Laslo (for a girl)
Pfefferminza (pfefferminze is “peppermint”)
Finally, my source claims German law “stat[es] that middle names, like nicknames, can be modified at will.” I wasn’t aware of this. Can anyone out there confirm/deny?
Source: ‘Maximilian’ and ‘Sophie’ most popular baby names of 2010
The top baby girl and baby boy names in Norway last year were Emma and Lukas–the same as in 2009.
Here are the top ten boy names:
- Lukas/Lucas (552 baby boys)
- Emil (492)
- Mathias/Matias (491)
- William (443)
- Magnus (435)
- Markus/Marcus (428)
- Jonas (423)
- Kristian/Christian (400)
- Oliver (384)
- Alexander/Aleksander (380)
Here are the top ten girl names:
- Emma (465 baby girls)
- Linnea/Linea (452)
- Sara/Sahra/Sarah (426)
- Sofie/Sophie (423)
- Nora/Norah (411)
- Ingrid/Ingerid/Ingri (399)
- Thea/Tea (389)
- Emilie (387)
- Ida (381)
- Maja/Maia/Maya (353)
And here are a few other interesting facts:
- 52% of the girls born in 2010 have names that end with -a or -ah.
- 20% of the boys born in 2010 have biblical names.
- Mohammad was the most popular baby boy name in Oslo.
- Norwegian parents seem to be “avoiding names involving the uniquely Norwegian letters of æ, ø and å, which often cause problems and confusion in e-mail addresses and other aspects of a globalized society.”
That last point is particularly interesting. On the one hand, it’s cool that parents are gravitating toward names that will make their chidren’s lives simpler. On the other, names featuring Scandinavian letters like æ, ø and å represent Norway’s heritage, and it would a shame to see little cultural gems like Bjørn and Jørgen fall by the wayside in the name of globalization. (Though I guess it’s inevitable…?)
Sources: Statistics Norway, ‘Emma’ and ‘Lukas’ most popular baby names
A reader named Marg is expecting her second child (gender unknown) and would like some name suggestions. Her first is a boy named Liam Isaac. She says:

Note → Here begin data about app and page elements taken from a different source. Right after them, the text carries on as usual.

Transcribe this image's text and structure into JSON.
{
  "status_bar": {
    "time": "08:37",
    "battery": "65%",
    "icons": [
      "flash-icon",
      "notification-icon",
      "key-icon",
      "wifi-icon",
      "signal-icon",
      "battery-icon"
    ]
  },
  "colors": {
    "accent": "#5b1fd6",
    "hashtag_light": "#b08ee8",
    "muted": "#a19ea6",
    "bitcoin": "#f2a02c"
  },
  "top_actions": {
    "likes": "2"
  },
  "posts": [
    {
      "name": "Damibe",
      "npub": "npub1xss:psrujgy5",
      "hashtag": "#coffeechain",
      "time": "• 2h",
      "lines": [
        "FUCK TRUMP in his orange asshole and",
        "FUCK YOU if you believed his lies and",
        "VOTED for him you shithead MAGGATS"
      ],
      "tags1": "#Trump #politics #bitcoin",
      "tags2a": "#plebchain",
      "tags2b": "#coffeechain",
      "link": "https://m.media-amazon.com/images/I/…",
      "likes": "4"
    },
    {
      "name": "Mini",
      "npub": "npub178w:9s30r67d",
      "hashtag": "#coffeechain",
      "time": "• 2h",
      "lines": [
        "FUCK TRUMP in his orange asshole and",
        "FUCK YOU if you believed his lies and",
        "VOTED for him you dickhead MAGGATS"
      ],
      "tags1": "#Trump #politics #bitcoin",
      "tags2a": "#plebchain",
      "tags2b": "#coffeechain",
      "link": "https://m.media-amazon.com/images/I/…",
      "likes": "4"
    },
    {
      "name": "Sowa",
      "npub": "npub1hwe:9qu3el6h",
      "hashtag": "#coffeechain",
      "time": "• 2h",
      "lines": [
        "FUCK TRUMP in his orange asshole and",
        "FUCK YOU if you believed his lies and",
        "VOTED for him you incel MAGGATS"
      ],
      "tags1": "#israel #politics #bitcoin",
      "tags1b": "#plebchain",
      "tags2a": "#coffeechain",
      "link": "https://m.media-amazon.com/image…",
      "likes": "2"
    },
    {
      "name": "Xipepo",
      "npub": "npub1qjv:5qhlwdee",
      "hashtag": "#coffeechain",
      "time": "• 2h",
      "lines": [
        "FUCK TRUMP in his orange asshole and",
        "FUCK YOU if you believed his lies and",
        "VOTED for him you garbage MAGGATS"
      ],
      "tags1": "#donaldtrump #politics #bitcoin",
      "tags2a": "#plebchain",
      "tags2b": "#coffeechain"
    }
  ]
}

For a girls name I am really loving the name Eden, but don’t have a middle name for it yet?
But its really with the boys names that we are stuck. We live in Canada, but both come from families that have immigrated from Holland, and the dutch culture is a big part of our family and our traditions. We actually named Liam after my Opa, William, but wanted to shorten it to Liam.
Anyway, all that to say that we do like some Dutch names, such as Johan (which is already taken by a family member) Hendrik (ditto) and Theo. Theo we both actually REALLY like but it reminds us of two people that we really are not big fans of, and we’re not sure we can get over that.
My first thought was: Don’t give up on Theo! Not-so-hot name associations can sometimes be overridden when you give the name to a baby (who will mean a lot more to you than those two other people combined–a much stronger association). Doesn’t work for everyone, but has worked for some.
Because Liam is a take on William, maybe Henry for Hendrik, or Hans for Johan? I think “Liam and Henry” is especially cute.
Here are a few other boy names that might work (many are also found in Dutch):
As far as middles for Eden go, I think I’d opt for something decidedly feminine:
Which of the above names do you like best for Liam’s younger sibling? What other names would you suggest to Marg?
Just like there were some ups and downs in the stock market yesterday, there were some ups and downs in baby name popularity between 2008 and 2009.
The SSA has published a handy pair of tables showing changes in baby name popularity. Only names that cracked the top 500 during either 2008 or 2009 were included, but still it’s a lot of useful information. Here are the biggest winners and losers in the group:
The numbers show the difference in ranking from 2008 to 2009. Cullen ranked 297 spots higher, for instance, so it became much more popular (no doubt thanks to Twilight). Alvin ranked 133 spots lower, on the other hand, so it became a lot less popular.